Privacy through pseudonymity in user-adaptive systems
ACM Transactions on Internet Technology
User-adaptive applications cater to the needs of each individual computer user, taking for example users' interests, level of expertise, preferences, perceptual and motoric abilities, and the usage environment into account. Central user modeling servers collect and process the information about users that different user-adaptive systems require to personalize their user interaction. Adaptive systems are generally better able to cater to users the more data their user modeling systems collect

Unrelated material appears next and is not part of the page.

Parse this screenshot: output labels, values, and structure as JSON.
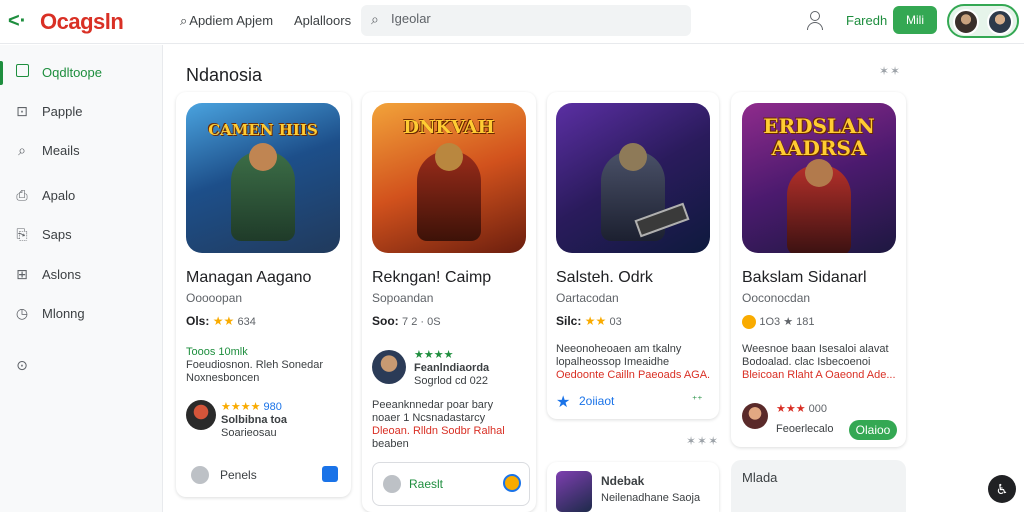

... process about them. They therefore gather as much data as possible and "lay them in stock" for possible future usage. Moreover, data collection usually takes place without users' initiative and sometimes even without their awareness, in order not to cause distraction. Both is in conflict with users' privacy concerns that became manifest in numerous recent consumer polls, and with data protection laws and guidelines that call for parsimony, purpose-orientation, and user notification or user consent when personal data are collected and processed. This article discusses security requirements to guarantee privacy in user-adaptive systems and explores ways to keep users anonymous while fully preserving personalized interaction with them. User anonymization in personalized systems goes beyond current models in that not only users must remain anonymous, but also the user modeling system that maintains their personal data. Moreover, users' trust in anonymity can be expected to lead to more extensive and frank interaction, hence to more and better data about the user, and thus to better personalization. A reference model for pseudonymous and secure user modeling is presented that meets many of the proposed requirements.